Temporal variations of dyspnea, fatigue, and lung function in chronic lung disease
Background. Research investigating symptom management in patients with chronic obstructive pulmonary disease (COPD) largely has been undertaken assuming the homeostatic construct, without regard to potential roles of circadian rhythms. Temporal relations among dyspnea, fatigue, peak expiratory flow rate (PEFR) and objective measures of activity/rest have not been reported in COPD. ^ Objectives. The specific aims of this study were to (1) explore the 24-hour patterns of dyspnea, fatigue, and PEFR in subjects with COPD; (2) examine the relations among dyspnea, fatigue, and PEFR in COPD; and (3) examine the relations among objective measures of activity/rest and dyspnea, fatigue, and PEFR in COPD. ^ Methods. The repeated-measures design involved 10 subjects with COPD who self-assessed dyspnea and fatigue by 100 mm visual analog scales, and PEFR by peak flow meter in their home 5 times a day for 8 days. Activity/rest was measured by wrist actigraphy. Single and population mean cosinor analyses and correlations were computed for dyspnea, fatigue, and PEFR; correlations were done among these variables and activity/rest. ^ Results. Circadian rhythms were documented by single cosinor analysis in 40% of the subjects for dyspnea, 60% for fatigue, and 60% for PEFR. The population cosinor analysis of PEFR yielded a significant rhythm (p < .05). The 8-day 24-hour means of dyspnea and fatigue was moderately correlated (r = .48, p < .01). Dyspnea and PEFR, and fatigue and PEFR, were weakly correlated in a negative way (r = −.11, p < .05 and r = −.15, p < .01 respectively). Weak to moderate correlations (r = .12–.34, p < .05) were demonstrated between PEFR and mean activity level measured up to 4 hours before PEFR measurement. ^ Conclusions. The findings suggest that (1) the dyspnea and fatigue experienced by COPD patients are moderately related, (2) there is a weak to modest positive relation between PEFR and activity levels, and (3) temporal variation in lung function may not affect the dyspnea and fatigue experienced by patients with COPD. Further research, examining the relations among dyspnea, fatigue, PEFR, and activity/rest is needed.
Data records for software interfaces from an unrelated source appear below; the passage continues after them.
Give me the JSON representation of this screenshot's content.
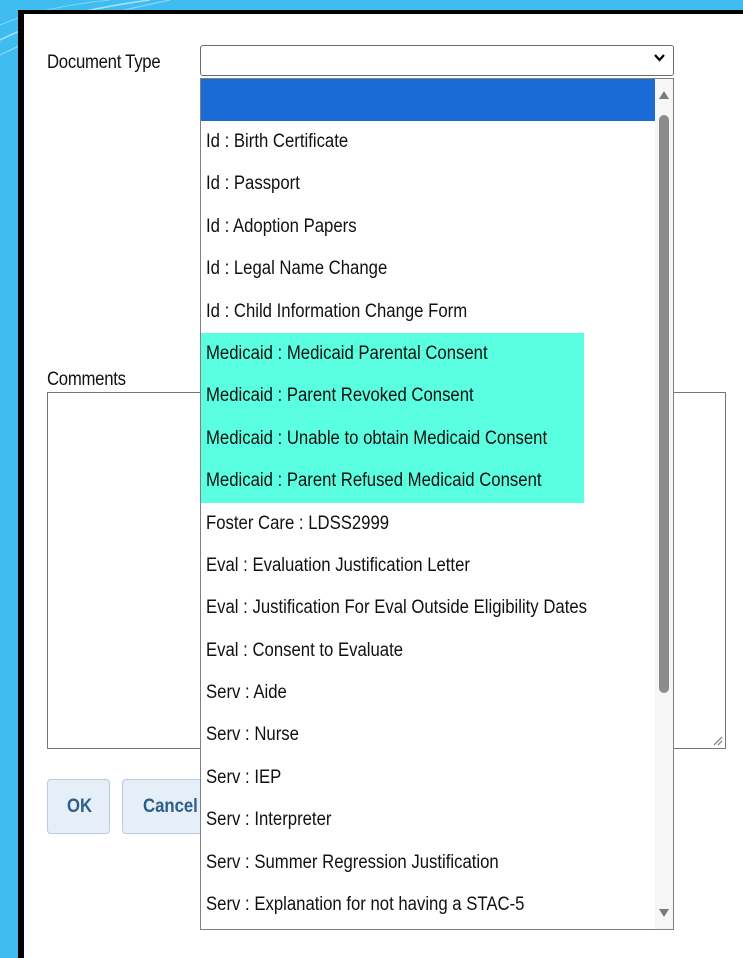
{
  "form": {
    "document_type_label": "Document Type",
    "document_type_value": "",
    "comments_label": "Comments",
    "comments_value": ""
  },
  "buttons": {
    "ok_label": "OK",
    "cancel_label": "Cancel"
  },
  "dropdown": {
    "options": [
      "",
      "Id : Birth Certificate",
      "Id : Passport",
      "Id : Adoption Papers",
      "Id : Legal Name Change",
      "Id : Child Information Change Form",
      "Medicaid : Medicaid Parental Consent",
      "Medicaid : Parent Revoked Consent",
      "Medicaid : Unable to obtain Medicaid Consent",
      "Medicaid : Parent Refused Medicaid Consent",
      "Foster Care : LDSS2999",
      "Eval : Evaluation Justification Letter",
      "Eval : Justification For Eval Outside Eligibility Dates",
      "Eval : Consent to Evaluate",
      "Serv : Aide",
      "Serv : Nurse",
      "Serv : IEP",
      "Serv : Interpreter",
      "Serv : Summer Regression Justification",
      "Serv : Explanation for not having a STAC-5"
    ],
    "selected_index": 0,
    "highlighted_indices": [
      6,
      7,
      8,
      9
    ]
  },
  "colors": {
    "selected_option": "#1c6ad6",
    "highlight": "#59ffe0",
    "slide_background": "#3fbdf0",
    "button_text": "#2c5f8a"
  },
  "icons": {
    "select": "chevron-down-icon",
    "scroll_up": "scroll-up-arrow-icon",
    "scroll_down": "scroll-down-arrow-icon",
    "resize": "resize-grip-icon"
  }
}
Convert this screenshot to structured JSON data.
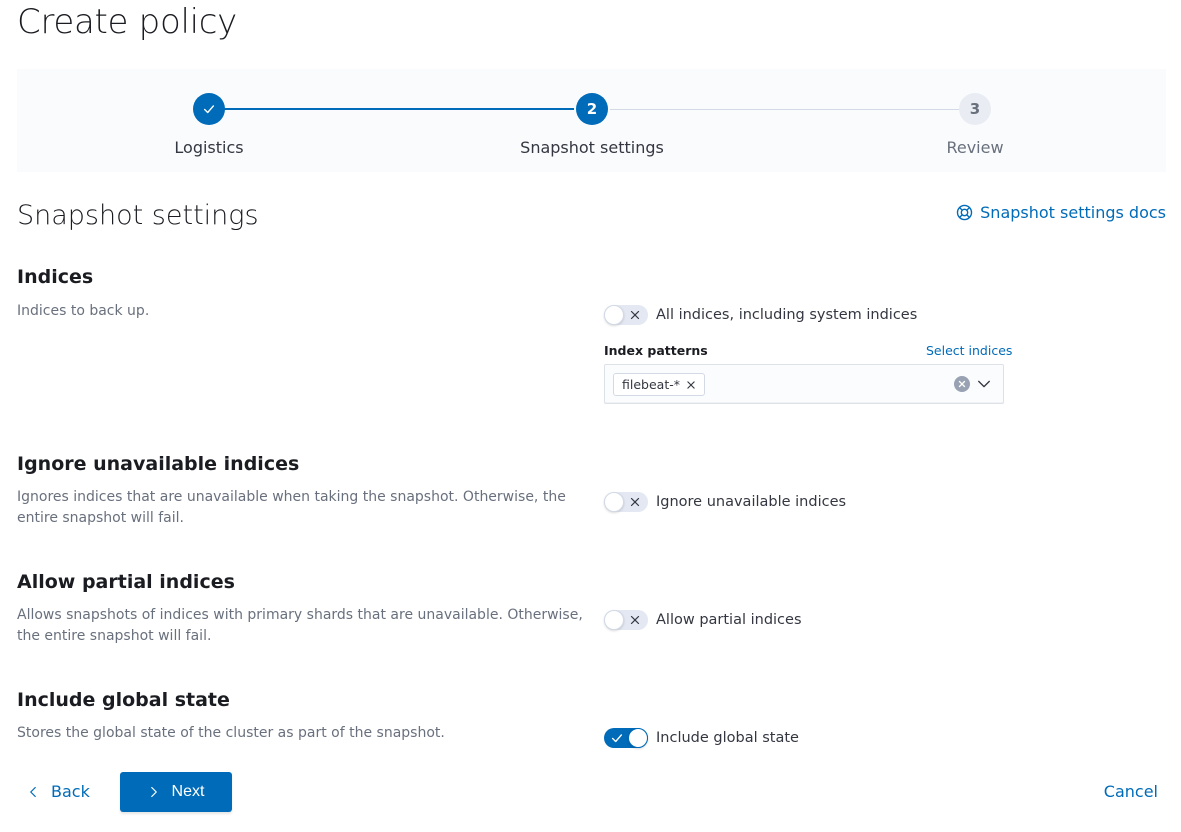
{
  "page": {
    "title": "Create policy"
  },
  "stepper": {
    "steps": [
      {
        "number": "1",
        "label": "Logistics",
        "status": "complete"
      },
      {
        "number": "2",
        "label": "Snapshot settings",
        "status": "current"
      },
      {
        "number": "3",
        "label": "Review",
        "status": "incomplete"
      }
    ]
  },
  "section": {
    "title": "Snapshot settings",
    "docs_link": "Snapshot settings docs",
    "docs_icon": "lifebuoy-icon"
  },
  "indices": {
    "title": "Indices",
    "description": "Indices to back up.",
    "toggle_label": "All indices, including system indices",
    "toggle_on": false,
    "patterns_label": "Index patterns",
    "select_link": "Select indices",
    "patterns": [
      "filebeat-*"
    ]
  },
  "ignore_unavailable": {
    "title": "Ignore unavailable indices",
    "description": "Ignores indices that are unavailable when taking the snapshot. Otherwise, the entire snapshot will fail.",
    "toggle_label": "Ignore unavailable indices",
    "toggle_on": false
  },
  "allow_partial": {
    "title": "Allow partial indices",
    "description": "Allows snapshots of indices with primary shards that are unavailable. Otherwise, the entire snapshot will fail.",
    "toggle_label": "Allow partial indices",
    "toggle_on": false
  },
  "include_global_state": {
    "title": "Include global state",
    "description": "Stores the global state of the cluster as part of the snapshot.",
    "toggle_label": "Include global state",
    "toggle_on": true
  },
  "footer": {
    "back_label": "Back",
    "next_label": "Next",
    "cancel_label": "Cancel"
  },
  "colors": {
    "primary": "#006bb8",
    "subdued_text": "#69707d",
    "stepper_bg": "#fafbfd"
  }
}
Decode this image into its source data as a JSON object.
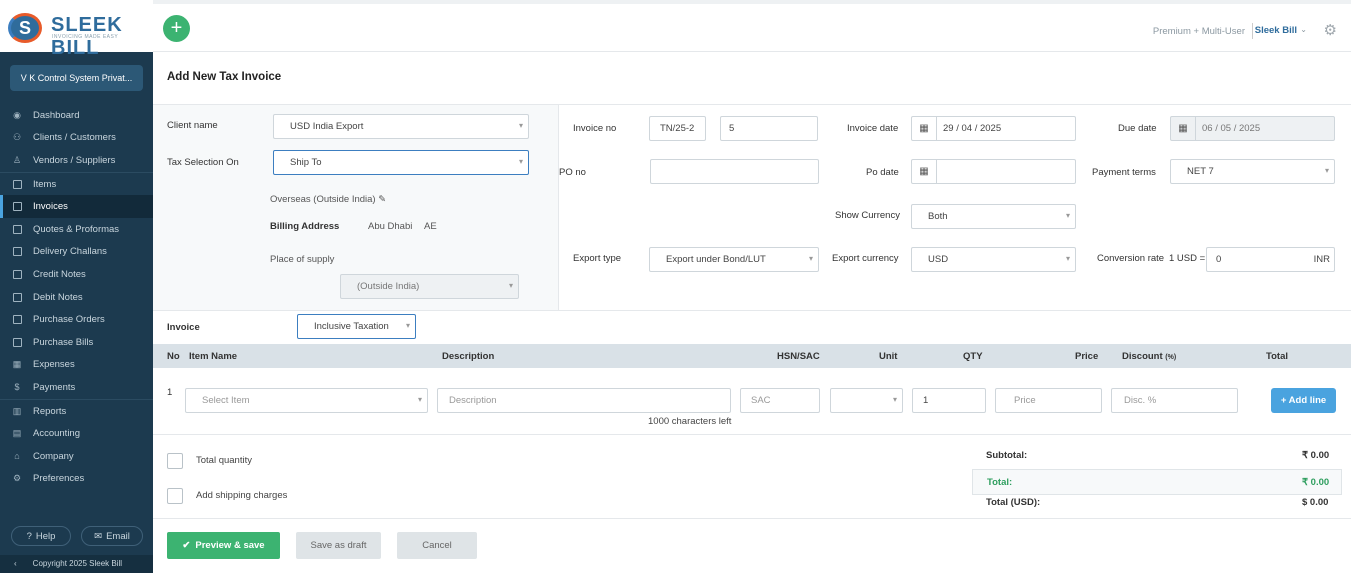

Replication of this study is suggested with a larger sample size. ^
Health Sciences, Nursing|Health Sciences, Pathology|Health Sciences, Public Health
Cynthia Anne McCarley,
"Temporal variations of dyspnea, fatigue, and lung function in chronic lung disease"
(January 1, 2003).
Texas Medical Center Dissertations (via ProQuest).